TAMPA, Fla. (WFLA) — With the Pfizer COVID-19 vaccine now fully approved by the U.S. Food and Drug Administration, more Tampa Bay area institutions are mandating shots.
8 On Your Side has received many questions about the rules on vaccine mandates and exemptions: What are they, who do they apply to and when?
In Florida, there’s been confusion around this issue, partly due to Gov. Ron DeSantis’ ban on so-called vaccine passports. However, legal experts tell us the ban applies to customers and patrons of businesses – not employees.
Mandates begin in wake of approval
The impacts of the FDA’s full approval of the Pfizer vaccine Monday were immediately felt. Institutions including the Pentagon and CVS announced a vaccine requirement.
Some health care systems in Tampa Bay followed suit.
Tidewell Hospice is part of a large not-for-profit in the Tampa Bay area and Southwest Florida. Chief Medical Officer Dr. Neville Sarkari says vaccines will now be required for all workers, volunteers and vendors.
“We provide a lot of care for a lot of people who are vulnerable,” Dr. Sarkari said. “I don’t know if we’ll lose anybody. We’re prepared that we may lose a few people.”

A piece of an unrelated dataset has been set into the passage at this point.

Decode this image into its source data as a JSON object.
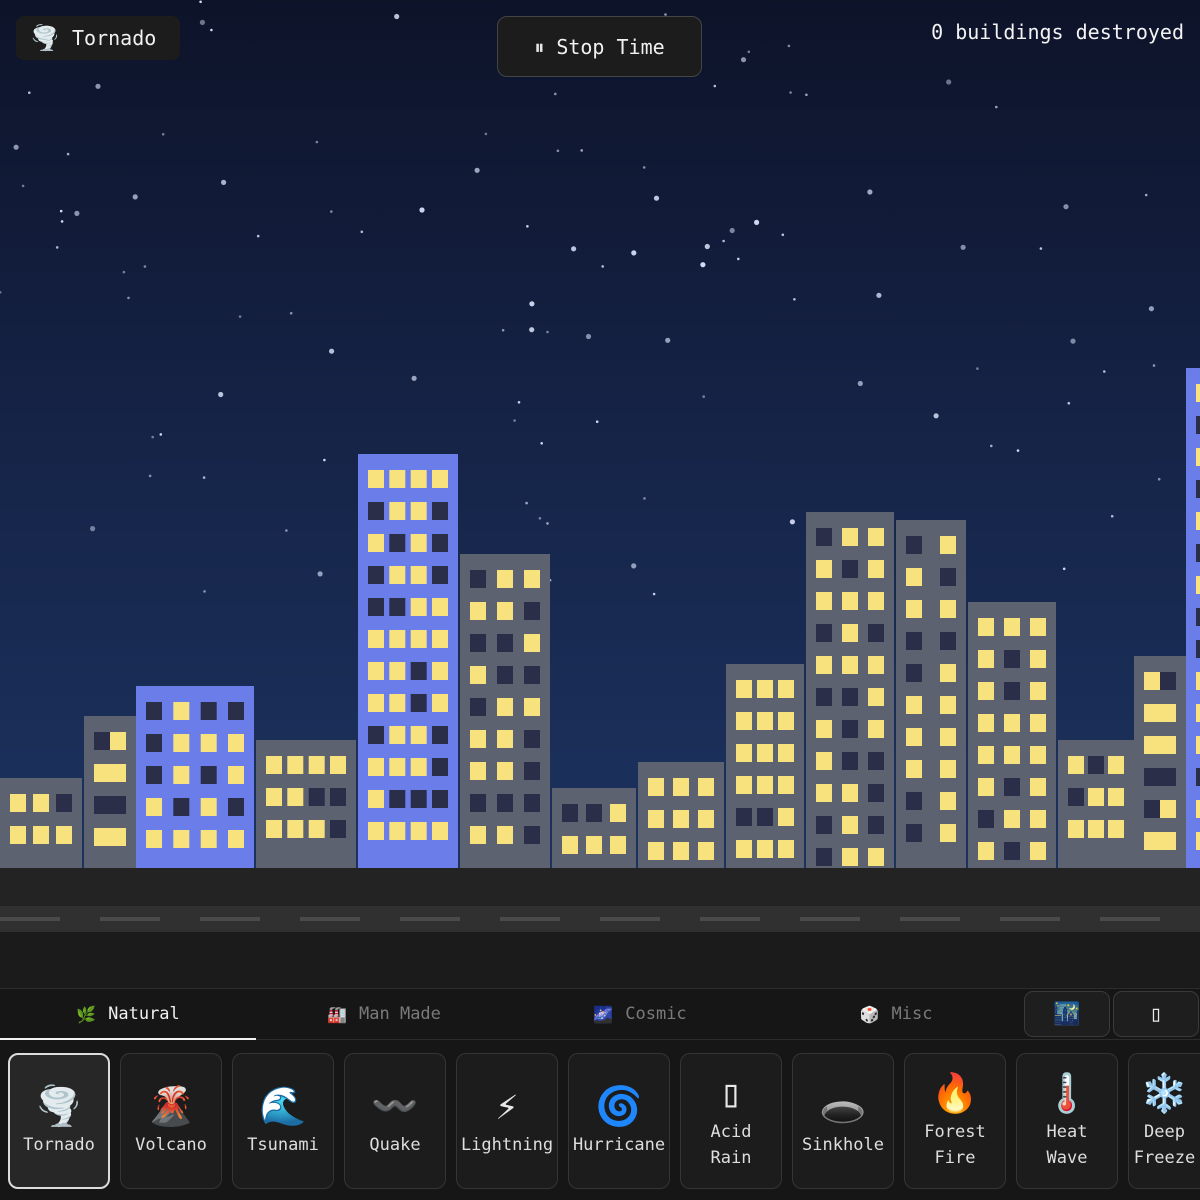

Dr. Sarkari says the requirement will be phased in and most of the staff will have to be vaccinated by Nov. 1, 2021.
Can employers require vaccinations?
“Employers can require their employees in Florida to be vaccinated,” Meredith Gaunce, an employment attorney in St. Petersburg, explained.
Pursuant to guidance from the U.S. Equal Employment Opportunity Commission, your boss can mandate vaccination and proof as long as two exemptions are provided: a medical and religious exemption.
Gaunce says the bar is high for the exemptions.
“During the last few months, I’ve been working with a lot of employers and I have yet to see any of these exemptions actually come to fruition,” Gaunce said.
For a medical exemption, you need a detailed doctor’s note outlining why the vaccine is dangerous for you, Gaunce says.
A religious exemption is trickier.
“Honestly, we’re sort of waiting to see how that’s going to – how that’s going to play out because it really is very rare,” Gaunce said. “There are very few religions… that object completely to vaccinations.”
The exemption request must be made in good faith. Gaunce says you’d have to prove this isn’t a new religion of convenience by, for example, verifying attendance in a church or religious organization.
What employers need to know
Employers do have to be careful about how they’re storing vaccine cards.
Gaunce says the feds suggest the cards be kept under lock and key, and not in a personnel file.